Exquisitely decorated on the front with a detailed scene of court ladies within a palatial landscape, all enclosed within a border carved with the ‘Hundred Antiques’, the reverse depicting ‘one hundred birds courting the phoenix’, with a central pair of phoenix perched on rockwork beside flowering peony, with numerous other birds including egrets, crane, pheasants and mandarin ducks. overall 636cm (250 1/3in) wide x 203.8cm (80 2/8in) high.(12).
Provenance: a Royal Collection
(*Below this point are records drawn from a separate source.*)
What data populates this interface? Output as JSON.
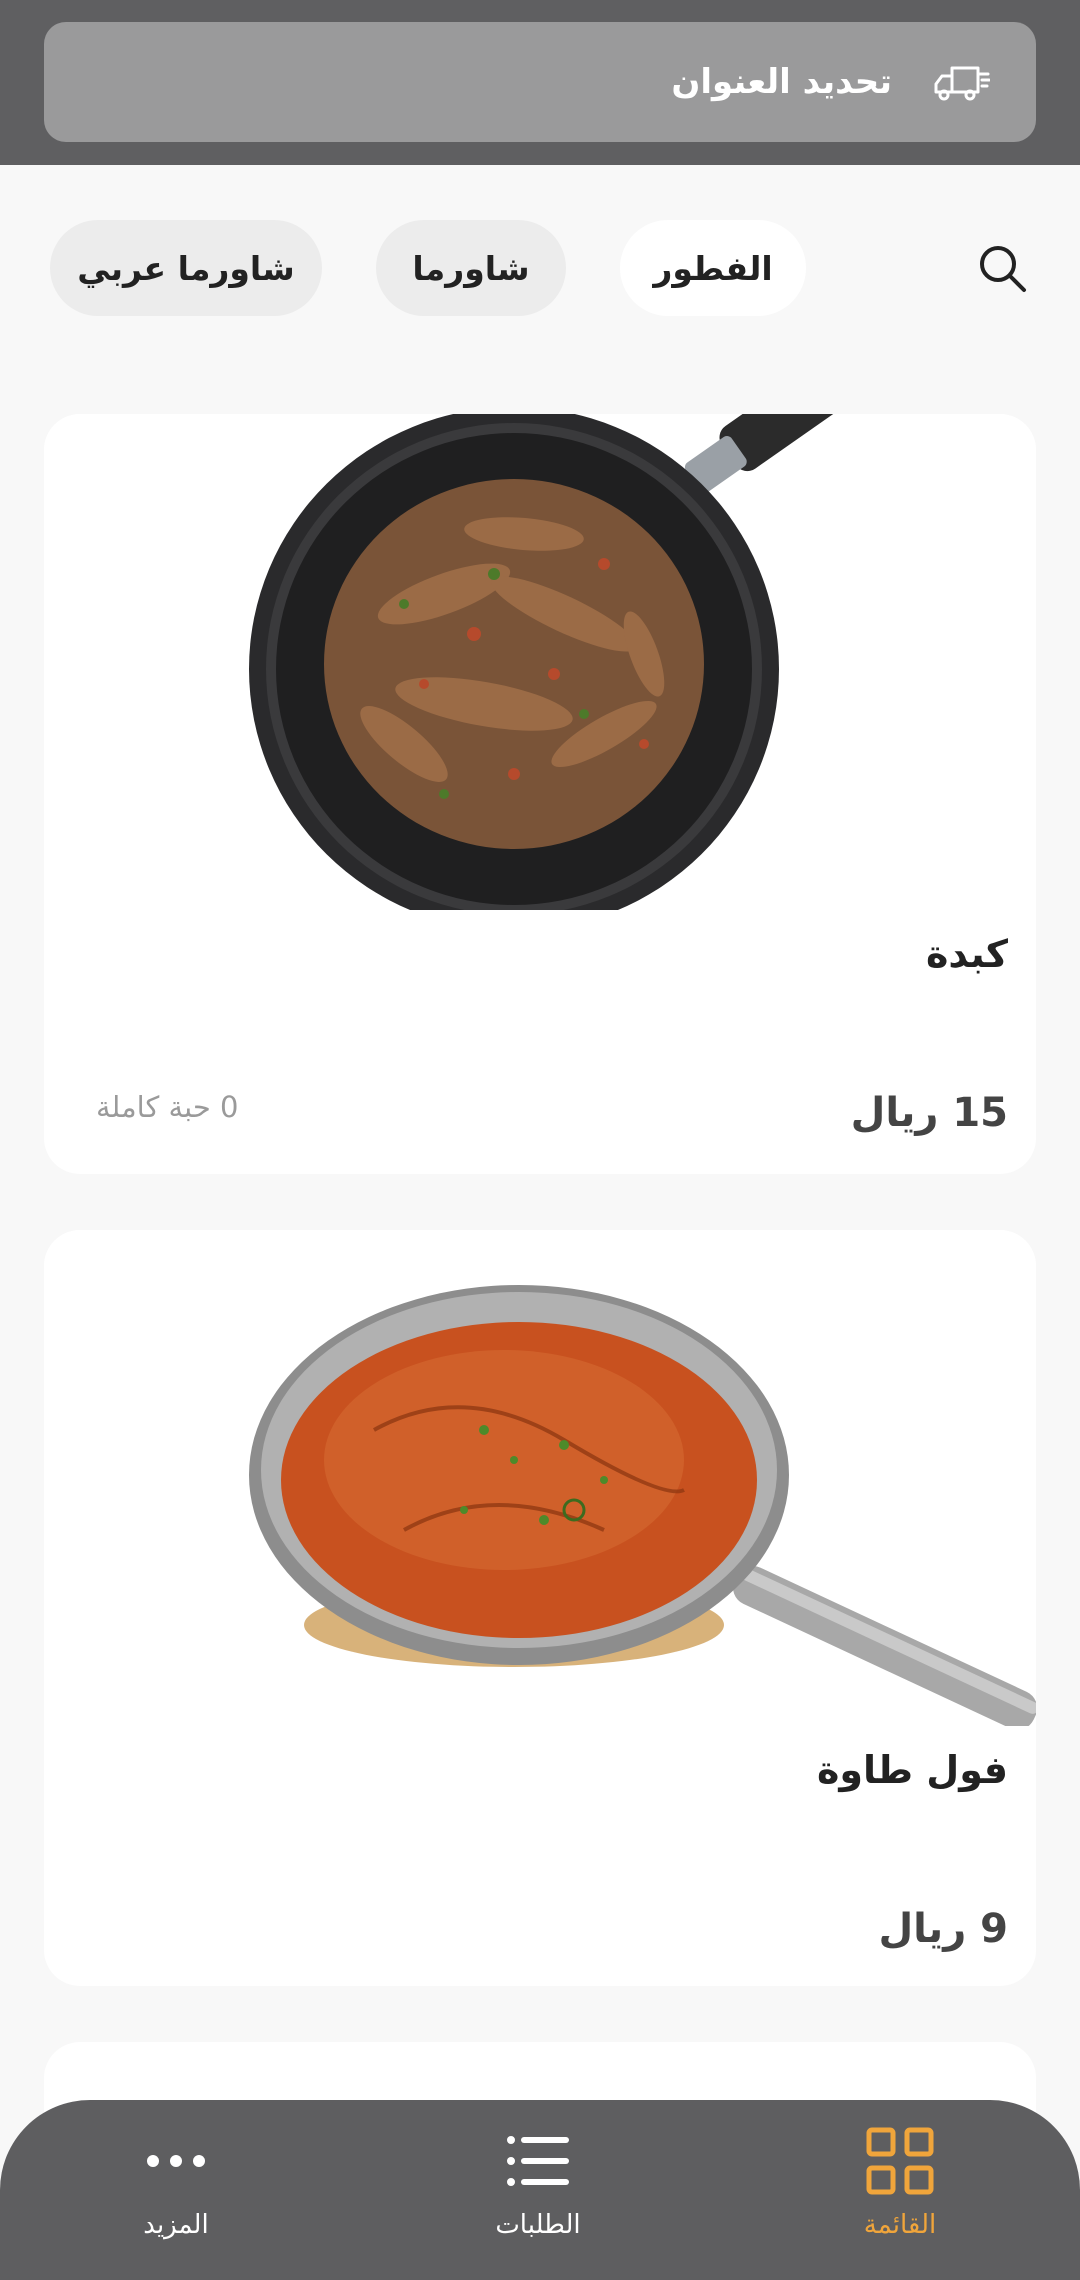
{
  "header": {
    "address_label": "تحديد العنوان",
    "icon": "delivery-truck-icon"
  },
  "filters": {
    "search_icon": "search-icon",
    "chips": [
      {
        "label": "الفطور",
        "active": true
      },
      {
        "label": "شاورما",
        "active": false
      },
      {
        "label": "شاورما عربي",
        "active": false
      }
    ]
  },
  "items": [
    {
      "name": "كبدة",
      "price": "15 ريال",
      "note": "0 حبة كاملة"
    },
    {
      "name": "فول طاوة",
      "price": "9 ريال"
    }
  ],
  "nav": {
    "menu": "القائمة",
    "orders": "الطلبات",
    "more": "المزيد",
    "active_color": "#f0a53b"
  },
  "colors": {
    "top_bar": "#5f5f61",
    "address_pill": "#9a9a9b",
    "bottom_nav": "#5e5e60",
    "accent": "#f0a53b"
  }
}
Palace scenes with ladies of the court were popular in the late Ming and early Qing periods. According to W.De Kesel and G.Dhont, these screens of palaces and ladies were often based on a frequently reproduced painting by Qiu Ying (1494-1552) known as ‘Spring Morning in the Han Palace’. See W.De Kesel and G.Dhont, Coromandel: Lacquer Screens, 2002, Gent, pp.48-49.
The popularity of scenes with predominantly female figures engaging in various activities including the ‘Four Arts of the Scholar’ may reflect changing models of feminine identity by the late Ming and early Qing dynasties, which in terms of cultural refinement, may have been considered almost equal to the male literati. Similar twelve-leaf screens, Kangxi, are illustrated by W.De Kesel and G.Dhont, ibid., pp.23,31,36.
The reverse scene depicts a pair of phoenix among various other birds. This embodies the popular and auspicious design of the ‘Hundred Birds Paying Tribute to the Phoenix’. According to Chinese legend, the phoenix is the King of all feathered creatures, appearing only in times of prosperity and peace. The subject also symbolises the wish for marital harmony by showing the phoenix as a pair.
Compare with a related twelve-leaf coromandel screen, Kangxi, with similar decoration of birds on one side, but a lengthy inscription on the reverse, which was sold at Sotheby’s London, 8 November 2017, lot 38; see also another twelve-leaf screen with similar decoration of birds and palace scenes, Kangxi, which was sold at Christie’s Paris, 21-22 June 2016, lot 399.